§ **What is required**:
Without carrying over a single picture, write out the records below exactly.

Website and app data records

■ ■ ■

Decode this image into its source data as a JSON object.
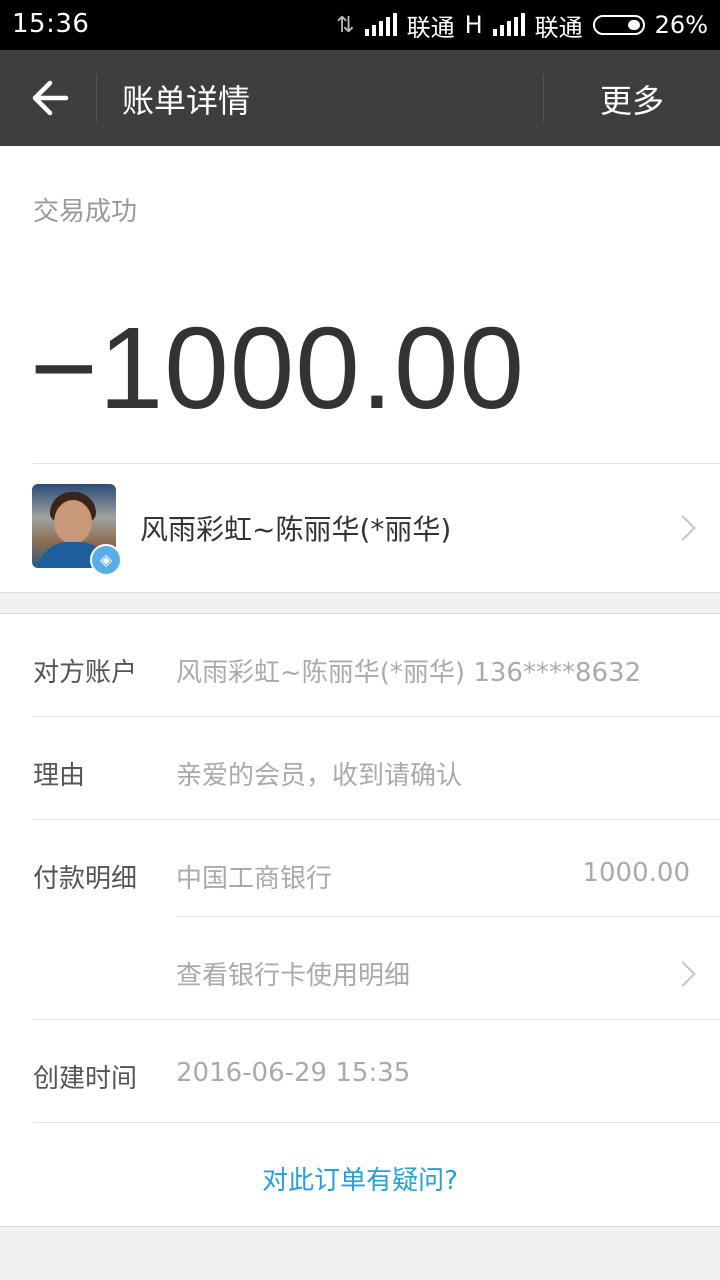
{
  "status_bar": {
    "time": "15:36",
    "carrier1": "联通",
    "network1": "H",
    "carrier2": "联通",
    "battery": "26%"
  },
  "header": {
    "title": "账单详情",
    "more": "更多",
    "back_icon": "arrow-left-icon"
  },
  "transaction": {
    "status": "交易成功",
    "amount": "−1000.00"
  },
  "counterparty": {
    "name": "风雨彩虹~陈丽华(*丽华)",
    "badge_icon": "verified-badge-icon"
  },
  "details": {
    "account_label": "对方账户",
    "account_value": "风雨彩虹~陈丽华(*丽华) 136****8632",
    "reason_label": "理由",
    "reason_value": "亲爱的会员，收到请确认",
    "payment_label": "付款明细",
    "payment_bank": "中国工商银行",
    "payment_amount": "1000.00",
    "card_usage_link": "查看银行卡使用明细",
    "created_label": "创建时间",
    "created_value": "2016-06-29 15:35"
  },
  "question_link": "对此订单有疑问?",
  "colors": {
    "accent": "#27a0d8",
    "titlebar": "#3e3e3e"
  }
}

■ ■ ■

§ **Response to this task**:
Decode this image into its source data as a JSON object.
{
  "status_bar": {
    "time": "15:36",
    "carrier1": "联通",
    "network1": "H",
    "carrier2": "联通",
    "battery": "26%"
  },
  "header": {
    "title": "账单详情",
    "more": "更多",
    "back_icon": "arrow-left-icon"
  },
  "transaction": {
    "status": "交易成功",
    "amount": "−1000.00"
  },
  "counterparty": {
    "name": "风雨彩虹~陈丽华(*丽华)",
    "badge_icon": "verified-badge-icon"
  },
  "details": {
    "account_label": "对方账户",
    "account_value": "风雨彩虹~陈丽华(*丽华) 136****8632",
    "reason_label": "理由",
    "reason_value": "亲爱的会员，收到请确认",
    "payment_label": "付款明细",
    "payment_bank": "中国工商银行",
    "payment_amount": "1000.00",
    "card_usage_link": "查看银行卡使用明细",
    "created_label": "创建时间",
    "created_value": "2016-06-29 15:35"
  },
  "question_link": "对此订单有疑问?",
  "colors": {
    "accent": "#27a0d8",
    "titlebar": "#3e3e3e"
  }
}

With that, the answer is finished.